From the National Geographic Sea Bird in Baja California
Feb 20, 2013 - National Geographic Sea Bird
Following a memorable night at sea and two close sightings of sea turtles after breakfast, we slipped into La Entrada to enjoy the comforting rocky protection of Islas Santa Margarita and Magdalena. Out on the decks we began to notice the blows of California gray whales, the long distance cetacean migrators we have traveled so far to watch. This is high season in the lagoon and small groups of courting whales appeared in several directions. Mating is the main activity in this part of Magdalena Bay, and soon the newly pregnant whales will begin their long northbound journey to their summer feeding grounds in the Bering and Chukchi Seas.
Our own northbound journey continued along the sandy shores of Isla Magdalena, a 60-mile-long barrier island of stark dunes alternating with red, white, and black mangroves. Low tide mudflats offered great birding— white ibis, great, snowy and reddish egrets, and great blue herons were a few of the exciting avian favorites lining the shore. We wound through the narrows of Devil’s Bend and arrived back in gray whale habitat—this time with the mothers and their month-old babies.
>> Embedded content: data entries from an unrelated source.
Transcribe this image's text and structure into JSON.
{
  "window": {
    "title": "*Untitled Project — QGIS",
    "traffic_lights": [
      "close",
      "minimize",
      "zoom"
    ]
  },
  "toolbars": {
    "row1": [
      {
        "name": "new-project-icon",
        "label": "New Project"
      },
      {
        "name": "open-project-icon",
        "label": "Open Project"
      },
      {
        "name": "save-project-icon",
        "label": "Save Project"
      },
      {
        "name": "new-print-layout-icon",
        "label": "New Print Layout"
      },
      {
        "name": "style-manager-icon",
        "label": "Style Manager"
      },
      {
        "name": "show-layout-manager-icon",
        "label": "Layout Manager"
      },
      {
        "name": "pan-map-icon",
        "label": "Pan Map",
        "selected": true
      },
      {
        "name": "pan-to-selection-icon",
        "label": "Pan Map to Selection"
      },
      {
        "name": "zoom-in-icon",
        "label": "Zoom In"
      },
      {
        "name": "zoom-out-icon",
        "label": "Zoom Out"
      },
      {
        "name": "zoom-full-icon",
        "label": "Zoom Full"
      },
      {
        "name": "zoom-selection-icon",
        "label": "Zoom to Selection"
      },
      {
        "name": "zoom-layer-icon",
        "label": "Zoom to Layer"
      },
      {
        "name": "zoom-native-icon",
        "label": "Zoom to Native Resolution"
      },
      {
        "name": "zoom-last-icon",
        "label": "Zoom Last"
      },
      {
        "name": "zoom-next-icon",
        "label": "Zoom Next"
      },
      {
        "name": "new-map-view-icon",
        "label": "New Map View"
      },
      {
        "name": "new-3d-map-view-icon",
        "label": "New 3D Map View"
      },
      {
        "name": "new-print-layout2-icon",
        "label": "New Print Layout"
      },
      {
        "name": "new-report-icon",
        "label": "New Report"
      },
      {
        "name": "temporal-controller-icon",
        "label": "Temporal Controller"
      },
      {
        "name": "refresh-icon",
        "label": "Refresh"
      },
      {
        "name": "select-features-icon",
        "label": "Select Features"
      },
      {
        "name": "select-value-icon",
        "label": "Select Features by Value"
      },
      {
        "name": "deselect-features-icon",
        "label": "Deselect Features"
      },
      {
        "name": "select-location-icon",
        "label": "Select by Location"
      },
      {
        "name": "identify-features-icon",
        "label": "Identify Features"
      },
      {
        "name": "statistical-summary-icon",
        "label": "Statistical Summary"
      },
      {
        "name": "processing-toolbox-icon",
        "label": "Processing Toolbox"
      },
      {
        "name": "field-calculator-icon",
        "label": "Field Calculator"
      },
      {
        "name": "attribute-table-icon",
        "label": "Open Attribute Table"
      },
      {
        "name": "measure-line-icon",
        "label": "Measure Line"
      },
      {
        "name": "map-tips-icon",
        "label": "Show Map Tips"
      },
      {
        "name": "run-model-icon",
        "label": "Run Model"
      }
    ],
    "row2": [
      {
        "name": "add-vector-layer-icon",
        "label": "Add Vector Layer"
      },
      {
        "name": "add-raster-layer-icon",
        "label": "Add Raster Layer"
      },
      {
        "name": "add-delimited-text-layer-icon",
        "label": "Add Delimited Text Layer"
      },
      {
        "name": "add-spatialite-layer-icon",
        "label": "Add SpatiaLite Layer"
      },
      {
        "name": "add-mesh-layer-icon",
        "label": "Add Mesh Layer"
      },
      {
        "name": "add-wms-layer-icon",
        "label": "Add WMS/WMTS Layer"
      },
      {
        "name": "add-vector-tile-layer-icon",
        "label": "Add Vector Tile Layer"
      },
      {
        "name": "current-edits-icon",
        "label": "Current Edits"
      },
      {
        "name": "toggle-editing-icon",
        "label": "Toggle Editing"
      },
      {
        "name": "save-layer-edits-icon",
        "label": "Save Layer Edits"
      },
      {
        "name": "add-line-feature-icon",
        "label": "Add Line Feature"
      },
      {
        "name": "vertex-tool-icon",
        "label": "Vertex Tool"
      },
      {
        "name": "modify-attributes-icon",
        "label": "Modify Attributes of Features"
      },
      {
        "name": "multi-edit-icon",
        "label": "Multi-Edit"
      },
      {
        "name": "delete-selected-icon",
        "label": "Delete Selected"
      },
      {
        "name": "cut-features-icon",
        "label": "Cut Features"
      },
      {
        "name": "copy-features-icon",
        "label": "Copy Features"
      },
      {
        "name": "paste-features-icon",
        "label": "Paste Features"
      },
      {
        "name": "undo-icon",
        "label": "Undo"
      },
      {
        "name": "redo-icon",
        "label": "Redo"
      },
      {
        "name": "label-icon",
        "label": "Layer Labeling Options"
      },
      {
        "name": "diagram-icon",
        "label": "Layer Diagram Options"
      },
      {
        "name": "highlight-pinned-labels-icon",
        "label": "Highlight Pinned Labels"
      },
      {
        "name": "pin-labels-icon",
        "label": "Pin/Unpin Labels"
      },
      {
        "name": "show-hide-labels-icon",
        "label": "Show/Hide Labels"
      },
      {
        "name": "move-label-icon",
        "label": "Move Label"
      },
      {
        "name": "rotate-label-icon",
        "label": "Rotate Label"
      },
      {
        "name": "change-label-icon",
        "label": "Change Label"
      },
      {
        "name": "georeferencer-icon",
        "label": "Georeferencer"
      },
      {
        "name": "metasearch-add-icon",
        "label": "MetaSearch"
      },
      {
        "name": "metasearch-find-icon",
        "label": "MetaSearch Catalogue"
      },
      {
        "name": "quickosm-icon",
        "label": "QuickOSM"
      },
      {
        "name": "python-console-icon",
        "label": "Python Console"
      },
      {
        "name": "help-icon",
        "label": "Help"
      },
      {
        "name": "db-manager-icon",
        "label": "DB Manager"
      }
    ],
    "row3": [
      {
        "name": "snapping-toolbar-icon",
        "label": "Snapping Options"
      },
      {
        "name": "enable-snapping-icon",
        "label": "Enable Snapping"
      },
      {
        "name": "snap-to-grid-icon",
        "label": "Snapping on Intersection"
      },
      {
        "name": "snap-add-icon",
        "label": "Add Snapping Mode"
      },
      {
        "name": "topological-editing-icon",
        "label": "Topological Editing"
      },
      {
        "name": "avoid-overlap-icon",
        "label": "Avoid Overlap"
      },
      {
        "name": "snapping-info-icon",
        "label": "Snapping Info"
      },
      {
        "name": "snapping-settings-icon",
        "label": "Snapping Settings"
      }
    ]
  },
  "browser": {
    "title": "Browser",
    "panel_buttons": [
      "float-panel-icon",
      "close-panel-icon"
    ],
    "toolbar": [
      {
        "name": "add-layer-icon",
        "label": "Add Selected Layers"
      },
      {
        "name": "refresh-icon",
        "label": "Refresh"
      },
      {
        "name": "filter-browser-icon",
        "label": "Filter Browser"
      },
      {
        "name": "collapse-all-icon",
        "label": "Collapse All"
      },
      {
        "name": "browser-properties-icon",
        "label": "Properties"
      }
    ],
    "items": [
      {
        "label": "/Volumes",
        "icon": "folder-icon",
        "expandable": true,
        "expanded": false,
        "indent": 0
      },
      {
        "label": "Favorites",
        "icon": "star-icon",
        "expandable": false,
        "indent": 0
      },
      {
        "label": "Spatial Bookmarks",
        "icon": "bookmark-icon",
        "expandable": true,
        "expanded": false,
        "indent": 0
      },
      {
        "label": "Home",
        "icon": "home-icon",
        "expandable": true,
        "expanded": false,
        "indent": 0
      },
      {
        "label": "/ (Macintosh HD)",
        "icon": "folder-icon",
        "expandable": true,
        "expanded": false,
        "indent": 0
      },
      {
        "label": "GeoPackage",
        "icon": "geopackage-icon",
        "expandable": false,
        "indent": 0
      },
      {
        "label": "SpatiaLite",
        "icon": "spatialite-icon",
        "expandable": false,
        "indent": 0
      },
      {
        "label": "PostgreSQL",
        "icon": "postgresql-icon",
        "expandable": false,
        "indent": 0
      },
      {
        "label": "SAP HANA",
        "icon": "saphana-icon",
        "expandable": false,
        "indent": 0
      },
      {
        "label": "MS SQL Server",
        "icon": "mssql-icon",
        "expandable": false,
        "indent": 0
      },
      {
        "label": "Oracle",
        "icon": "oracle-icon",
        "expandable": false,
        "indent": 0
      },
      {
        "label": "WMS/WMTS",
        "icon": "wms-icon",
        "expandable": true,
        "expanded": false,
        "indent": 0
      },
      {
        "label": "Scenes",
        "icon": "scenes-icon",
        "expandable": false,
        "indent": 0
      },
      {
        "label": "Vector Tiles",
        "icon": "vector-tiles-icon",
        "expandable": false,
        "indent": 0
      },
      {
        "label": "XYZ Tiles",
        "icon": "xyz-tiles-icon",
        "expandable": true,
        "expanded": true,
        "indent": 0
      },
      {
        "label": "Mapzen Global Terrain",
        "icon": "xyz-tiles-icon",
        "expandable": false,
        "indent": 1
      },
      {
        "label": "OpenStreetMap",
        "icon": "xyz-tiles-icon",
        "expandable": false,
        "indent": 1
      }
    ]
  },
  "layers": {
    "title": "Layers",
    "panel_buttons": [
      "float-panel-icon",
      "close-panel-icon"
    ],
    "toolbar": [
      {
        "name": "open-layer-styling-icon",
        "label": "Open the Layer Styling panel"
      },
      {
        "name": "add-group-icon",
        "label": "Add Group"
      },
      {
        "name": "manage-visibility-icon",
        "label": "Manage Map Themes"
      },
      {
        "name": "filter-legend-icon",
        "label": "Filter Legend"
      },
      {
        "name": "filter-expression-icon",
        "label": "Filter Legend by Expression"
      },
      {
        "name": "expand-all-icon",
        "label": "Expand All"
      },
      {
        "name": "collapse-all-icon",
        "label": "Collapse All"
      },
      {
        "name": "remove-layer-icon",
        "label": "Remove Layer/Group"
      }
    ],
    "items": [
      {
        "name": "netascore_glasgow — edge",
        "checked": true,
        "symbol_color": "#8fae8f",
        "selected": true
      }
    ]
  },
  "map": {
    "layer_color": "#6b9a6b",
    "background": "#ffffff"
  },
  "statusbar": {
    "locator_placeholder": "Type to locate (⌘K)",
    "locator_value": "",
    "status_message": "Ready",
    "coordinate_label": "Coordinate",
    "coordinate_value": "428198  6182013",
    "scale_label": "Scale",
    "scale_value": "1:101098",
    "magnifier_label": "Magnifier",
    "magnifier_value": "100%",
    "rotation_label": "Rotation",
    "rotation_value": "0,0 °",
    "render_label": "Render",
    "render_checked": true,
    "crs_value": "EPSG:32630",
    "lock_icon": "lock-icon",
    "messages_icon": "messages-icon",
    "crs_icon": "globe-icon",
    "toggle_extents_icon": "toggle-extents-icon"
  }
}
The nursery region in the remote upper Canal de Soledad is certainly a remarkable place and we will spend the rest of our voyage right here in the birthplace of California gray whales!
Several coyotes made an appearance in the dunes, and in the beautiful late light of this exceptional afternoon we made a landing and also played among the shifting sands of Isla Magdalena.